# HOW TO COMPLETE THIS TASK:
What is needed is a single figure: how many lines of the records below contain the word "linkedin".

# SUPPLIED RECORDS:

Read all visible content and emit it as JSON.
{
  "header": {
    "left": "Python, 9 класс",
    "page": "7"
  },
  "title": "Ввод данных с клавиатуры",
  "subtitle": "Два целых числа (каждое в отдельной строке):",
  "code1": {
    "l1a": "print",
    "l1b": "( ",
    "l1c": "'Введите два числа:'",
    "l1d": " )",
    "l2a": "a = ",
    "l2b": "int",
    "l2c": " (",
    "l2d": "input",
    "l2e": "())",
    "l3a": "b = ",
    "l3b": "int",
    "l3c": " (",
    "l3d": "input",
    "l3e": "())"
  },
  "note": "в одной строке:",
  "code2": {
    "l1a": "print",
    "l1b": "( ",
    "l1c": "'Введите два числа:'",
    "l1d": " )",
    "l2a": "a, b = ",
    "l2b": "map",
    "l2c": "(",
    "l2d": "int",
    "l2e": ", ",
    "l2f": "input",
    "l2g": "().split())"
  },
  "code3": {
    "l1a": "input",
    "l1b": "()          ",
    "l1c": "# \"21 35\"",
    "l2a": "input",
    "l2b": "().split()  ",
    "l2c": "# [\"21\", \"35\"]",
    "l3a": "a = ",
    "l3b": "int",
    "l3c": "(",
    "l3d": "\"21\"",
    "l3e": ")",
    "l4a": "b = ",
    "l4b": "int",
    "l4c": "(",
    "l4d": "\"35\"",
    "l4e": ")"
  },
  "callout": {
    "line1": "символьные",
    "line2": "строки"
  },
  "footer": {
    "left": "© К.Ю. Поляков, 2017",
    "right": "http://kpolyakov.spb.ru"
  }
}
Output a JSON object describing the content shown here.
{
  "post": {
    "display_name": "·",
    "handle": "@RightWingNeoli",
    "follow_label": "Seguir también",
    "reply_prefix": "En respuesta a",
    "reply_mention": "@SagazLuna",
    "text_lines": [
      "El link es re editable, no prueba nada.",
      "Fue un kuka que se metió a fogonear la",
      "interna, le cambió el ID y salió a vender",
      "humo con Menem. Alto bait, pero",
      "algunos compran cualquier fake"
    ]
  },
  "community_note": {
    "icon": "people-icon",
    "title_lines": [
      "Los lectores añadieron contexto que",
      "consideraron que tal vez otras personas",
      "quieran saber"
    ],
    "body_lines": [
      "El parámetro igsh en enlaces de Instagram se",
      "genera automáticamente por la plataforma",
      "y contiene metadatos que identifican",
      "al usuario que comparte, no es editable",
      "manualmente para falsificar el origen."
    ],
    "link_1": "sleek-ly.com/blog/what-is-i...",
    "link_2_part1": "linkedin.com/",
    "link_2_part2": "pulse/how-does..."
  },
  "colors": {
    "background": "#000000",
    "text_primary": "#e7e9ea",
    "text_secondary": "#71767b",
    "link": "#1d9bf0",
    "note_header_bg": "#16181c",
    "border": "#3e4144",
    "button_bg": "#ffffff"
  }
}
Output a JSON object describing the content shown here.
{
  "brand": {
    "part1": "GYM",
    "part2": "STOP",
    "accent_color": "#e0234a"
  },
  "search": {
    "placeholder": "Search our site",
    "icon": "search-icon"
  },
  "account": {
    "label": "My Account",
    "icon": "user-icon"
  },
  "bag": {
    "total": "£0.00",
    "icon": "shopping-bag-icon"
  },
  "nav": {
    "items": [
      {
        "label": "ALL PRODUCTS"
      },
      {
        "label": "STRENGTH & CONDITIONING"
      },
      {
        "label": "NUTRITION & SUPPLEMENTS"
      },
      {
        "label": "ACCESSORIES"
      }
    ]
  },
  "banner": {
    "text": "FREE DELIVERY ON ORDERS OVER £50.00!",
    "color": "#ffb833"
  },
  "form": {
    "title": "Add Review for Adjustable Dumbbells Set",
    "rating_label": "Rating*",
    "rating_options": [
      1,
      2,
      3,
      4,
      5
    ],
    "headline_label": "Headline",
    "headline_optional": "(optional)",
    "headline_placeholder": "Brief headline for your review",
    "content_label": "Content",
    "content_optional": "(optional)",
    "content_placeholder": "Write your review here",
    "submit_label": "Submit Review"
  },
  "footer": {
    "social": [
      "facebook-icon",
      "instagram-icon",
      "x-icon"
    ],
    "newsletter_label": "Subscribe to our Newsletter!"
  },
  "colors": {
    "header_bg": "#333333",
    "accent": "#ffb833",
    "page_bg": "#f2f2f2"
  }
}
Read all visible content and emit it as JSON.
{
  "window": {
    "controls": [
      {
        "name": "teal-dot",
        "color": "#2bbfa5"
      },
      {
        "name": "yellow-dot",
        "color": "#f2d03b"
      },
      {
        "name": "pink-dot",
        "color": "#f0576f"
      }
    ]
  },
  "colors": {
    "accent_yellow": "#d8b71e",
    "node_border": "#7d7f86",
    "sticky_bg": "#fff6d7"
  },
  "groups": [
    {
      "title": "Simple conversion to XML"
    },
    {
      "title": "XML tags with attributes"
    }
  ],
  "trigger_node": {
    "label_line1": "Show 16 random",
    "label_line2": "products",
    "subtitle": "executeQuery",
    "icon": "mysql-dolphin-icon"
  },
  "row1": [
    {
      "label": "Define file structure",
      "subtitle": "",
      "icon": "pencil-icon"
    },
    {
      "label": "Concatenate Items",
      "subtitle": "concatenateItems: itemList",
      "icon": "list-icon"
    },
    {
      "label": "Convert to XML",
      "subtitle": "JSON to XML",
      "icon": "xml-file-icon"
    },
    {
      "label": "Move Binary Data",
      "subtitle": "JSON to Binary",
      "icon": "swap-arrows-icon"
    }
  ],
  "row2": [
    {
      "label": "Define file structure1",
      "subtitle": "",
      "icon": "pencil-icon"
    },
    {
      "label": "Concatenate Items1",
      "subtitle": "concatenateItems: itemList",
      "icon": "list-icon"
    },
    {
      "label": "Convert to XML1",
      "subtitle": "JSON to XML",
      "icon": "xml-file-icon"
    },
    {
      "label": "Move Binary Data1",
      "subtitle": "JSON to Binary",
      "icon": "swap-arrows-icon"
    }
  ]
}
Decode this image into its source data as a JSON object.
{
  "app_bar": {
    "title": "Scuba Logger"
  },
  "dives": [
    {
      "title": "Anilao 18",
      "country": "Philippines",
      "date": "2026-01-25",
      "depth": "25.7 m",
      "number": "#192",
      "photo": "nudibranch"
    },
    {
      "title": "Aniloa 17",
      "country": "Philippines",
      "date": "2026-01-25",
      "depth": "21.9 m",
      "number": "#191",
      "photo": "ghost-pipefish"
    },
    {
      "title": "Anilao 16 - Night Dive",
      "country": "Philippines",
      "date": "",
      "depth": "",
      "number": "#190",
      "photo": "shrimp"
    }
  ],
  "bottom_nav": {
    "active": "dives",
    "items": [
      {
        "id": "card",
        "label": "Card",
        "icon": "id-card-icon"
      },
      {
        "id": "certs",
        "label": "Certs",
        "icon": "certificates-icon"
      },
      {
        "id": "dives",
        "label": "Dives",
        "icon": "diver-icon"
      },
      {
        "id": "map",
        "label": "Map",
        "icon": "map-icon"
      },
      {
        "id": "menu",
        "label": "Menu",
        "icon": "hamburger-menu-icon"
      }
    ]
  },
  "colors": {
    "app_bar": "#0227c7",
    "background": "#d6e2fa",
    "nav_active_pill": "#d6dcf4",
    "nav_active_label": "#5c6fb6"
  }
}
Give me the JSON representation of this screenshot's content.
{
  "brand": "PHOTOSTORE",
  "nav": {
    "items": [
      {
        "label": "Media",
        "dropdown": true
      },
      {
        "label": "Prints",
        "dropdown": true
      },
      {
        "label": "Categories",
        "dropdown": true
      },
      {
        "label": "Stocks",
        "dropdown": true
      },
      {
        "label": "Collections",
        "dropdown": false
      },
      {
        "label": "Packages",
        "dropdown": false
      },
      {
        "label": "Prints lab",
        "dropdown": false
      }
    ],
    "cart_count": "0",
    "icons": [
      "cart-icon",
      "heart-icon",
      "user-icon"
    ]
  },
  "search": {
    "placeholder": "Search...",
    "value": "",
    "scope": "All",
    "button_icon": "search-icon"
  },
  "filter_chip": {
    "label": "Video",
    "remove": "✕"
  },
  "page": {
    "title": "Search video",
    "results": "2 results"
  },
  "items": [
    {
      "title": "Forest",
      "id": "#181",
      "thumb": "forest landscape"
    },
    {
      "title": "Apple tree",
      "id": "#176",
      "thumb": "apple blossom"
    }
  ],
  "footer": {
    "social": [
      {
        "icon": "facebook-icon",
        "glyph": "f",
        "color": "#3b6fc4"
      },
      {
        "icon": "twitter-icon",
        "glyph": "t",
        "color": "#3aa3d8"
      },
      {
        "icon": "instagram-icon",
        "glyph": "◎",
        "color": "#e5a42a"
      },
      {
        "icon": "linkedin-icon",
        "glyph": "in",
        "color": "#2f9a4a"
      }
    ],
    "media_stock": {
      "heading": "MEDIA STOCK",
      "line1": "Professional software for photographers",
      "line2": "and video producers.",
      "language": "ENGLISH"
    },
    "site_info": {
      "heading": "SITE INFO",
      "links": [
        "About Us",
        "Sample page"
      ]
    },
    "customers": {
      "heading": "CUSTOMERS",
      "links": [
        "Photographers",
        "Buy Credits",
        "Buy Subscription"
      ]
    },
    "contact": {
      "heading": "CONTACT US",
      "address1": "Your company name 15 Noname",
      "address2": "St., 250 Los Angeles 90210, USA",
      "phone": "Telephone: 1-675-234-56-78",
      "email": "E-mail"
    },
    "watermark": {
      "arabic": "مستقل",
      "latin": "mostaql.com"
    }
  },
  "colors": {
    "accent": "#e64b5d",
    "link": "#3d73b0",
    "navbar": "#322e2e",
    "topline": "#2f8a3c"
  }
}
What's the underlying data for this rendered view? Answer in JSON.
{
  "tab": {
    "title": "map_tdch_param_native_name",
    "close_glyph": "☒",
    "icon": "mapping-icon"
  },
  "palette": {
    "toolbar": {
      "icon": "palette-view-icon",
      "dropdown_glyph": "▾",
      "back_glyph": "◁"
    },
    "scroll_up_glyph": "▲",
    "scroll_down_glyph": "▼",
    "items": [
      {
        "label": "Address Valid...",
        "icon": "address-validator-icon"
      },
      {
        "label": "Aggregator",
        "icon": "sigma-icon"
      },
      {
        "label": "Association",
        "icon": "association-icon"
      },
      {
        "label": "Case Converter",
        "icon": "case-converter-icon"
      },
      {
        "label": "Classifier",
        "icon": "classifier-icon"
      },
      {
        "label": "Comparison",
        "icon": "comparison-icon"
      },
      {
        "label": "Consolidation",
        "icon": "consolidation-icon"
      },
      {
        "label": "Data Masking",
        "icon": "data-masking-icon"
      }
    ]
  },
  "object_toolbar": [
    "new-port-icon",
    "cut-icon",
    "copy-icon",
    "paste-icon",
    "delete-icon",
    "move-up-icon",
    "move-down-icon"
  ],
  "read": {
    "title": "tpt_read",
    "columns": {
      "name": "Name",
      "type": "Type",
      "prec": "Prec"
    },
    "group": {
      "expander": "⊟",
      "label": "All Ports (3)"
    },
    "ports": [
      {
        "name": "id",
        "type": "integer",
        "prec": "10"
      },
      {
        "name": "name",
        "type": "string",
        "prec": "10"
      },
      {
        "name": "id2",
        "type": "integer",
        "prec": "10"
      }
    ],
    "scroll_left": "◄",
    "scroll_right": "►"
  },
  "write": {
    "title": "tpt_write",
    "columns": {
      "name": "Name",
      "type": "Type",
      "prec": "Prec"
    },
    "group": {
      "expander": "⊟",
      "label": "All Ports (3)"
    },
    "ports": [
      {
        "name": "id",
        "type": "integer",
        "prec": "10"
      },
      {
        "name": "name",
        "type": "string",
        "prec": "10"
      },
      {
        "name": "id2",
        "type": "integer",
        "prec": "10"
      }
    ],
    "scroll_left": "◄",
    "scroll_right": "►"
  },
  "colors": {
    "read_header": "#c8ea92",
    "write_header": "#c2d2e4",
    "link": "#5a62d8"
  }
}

# SOLUTION TO THIS EXERCISE:
2